__Exercise prompt__. Your task is to retype every entry exactly while omitting the pictures.

--- Data listing ---

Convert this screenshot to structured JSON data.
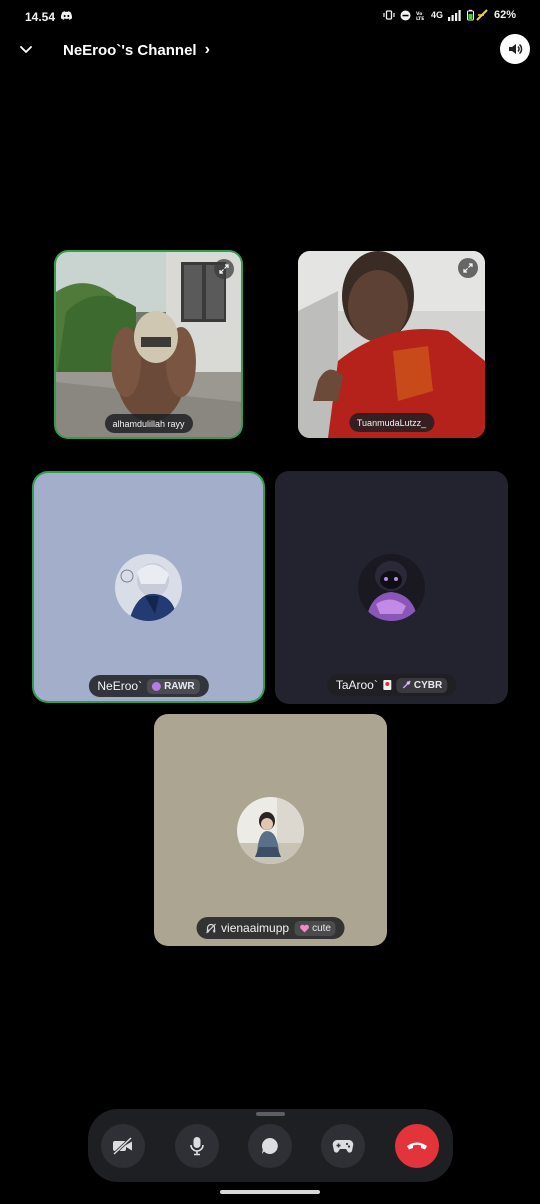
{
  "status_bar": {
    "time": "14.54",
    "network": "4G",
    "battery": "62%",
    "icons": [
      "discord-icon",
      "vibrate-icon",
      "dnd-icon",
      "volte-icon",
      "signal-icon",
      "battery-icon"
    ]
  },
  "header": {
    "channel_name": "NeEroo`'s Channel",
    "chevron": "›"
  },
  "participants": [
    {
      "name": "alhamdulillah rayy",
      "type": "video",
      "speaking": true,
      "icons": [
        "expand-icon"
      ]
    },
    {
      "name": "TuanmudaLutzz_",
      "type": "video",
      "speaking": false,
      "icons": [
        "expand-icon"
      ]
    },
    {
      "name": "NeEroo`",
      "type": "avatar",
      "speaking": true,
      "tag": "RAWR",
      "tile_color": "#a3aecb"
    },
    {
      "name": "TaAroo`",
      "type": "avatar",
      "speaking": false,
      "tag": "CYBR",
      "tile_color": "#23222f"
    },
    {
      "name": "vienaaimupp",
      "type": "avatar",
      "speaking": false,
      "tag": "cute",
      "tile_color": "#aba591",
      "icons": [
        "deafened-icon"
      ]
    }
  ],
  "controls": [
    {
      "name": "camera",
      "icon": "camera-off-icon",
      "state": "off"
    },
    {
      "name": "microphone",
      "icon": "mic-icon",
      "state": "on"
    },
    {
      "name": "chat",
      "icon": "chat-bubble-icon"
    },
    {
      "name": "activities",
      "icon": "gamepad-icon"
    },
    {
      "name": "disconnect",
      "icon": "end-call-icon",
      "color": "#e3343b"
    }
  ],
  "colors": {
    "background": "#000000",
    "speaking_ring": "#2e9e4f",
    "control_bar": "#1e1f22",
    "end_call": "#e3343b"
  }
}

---

__Answer for the task__.
Convert this screenshot to structured JSON data.
{
  "status_bar": {
    "time": "14.54",
    "network": "4G",
    "battery": "62%",
    "icons": [
      "discord-icon",
      "vibrate-icon",
      "dnd-icon",
      "volte-icon",
      "signal-icon",
      "battery-icon"
    ]
  },
  "header": {
    "channel_name": "NeEroo`'s Channel",
    "chevron": "›"
  },
  "participants": [
    {
      "name": "alhamdulillah rayy",
      "type": "video",
      "speaking": true,
      "icons": [
        "expand-icon"
      ]
    },
    {
      "name": "TuanmudaLutzz_",
      "type": "video",
      "speaking": false,
      "icons": [
        "expand-icon"
      ]
    },
    {
      "name": "NeEroo`",
      "type": "avatar",
      "speaking": true,
      "tag": "RAWR",
      "tile_color": "#a3aecb"
    },
    {
      "name": "TaAroo`",
      "type": "avatar",
      "speaking": false,
      "tag": "CYBR",
      "tile_color": "#23222f"
    },
    {
      "name": "vienaaimupp",
      "type": "avatar",
      "speaking": false,
      "tag": "cute",
      "tile_color": "#aba591",
      "icons": [
        "deafened-icon"
      ]
    }
  ],
  "controls": [
    {
      "name": "camera",
      "icon": "camera-off-icon",
      "state": "off"
    },
    {
      "name": "microphone",
      "icon": "mic-icon",
      "state": "on"
    },
    {
      "name": "chat",
      "icon": "chat-bubble-icon"
    },
    {
      "name": "activities",
      "icon": "gamepad-icon"
    },
    {
      "name": "disconnect",
      "icon": "end-call-icon",
      "color": "#e3343b"
    }
  ],
  "colors": {
    "background": "#000000",
    "speaking_ring": "#2e9e4f",
    "control_bar": "#1e1f22",
    "end_call": "#e3343b"
  }
}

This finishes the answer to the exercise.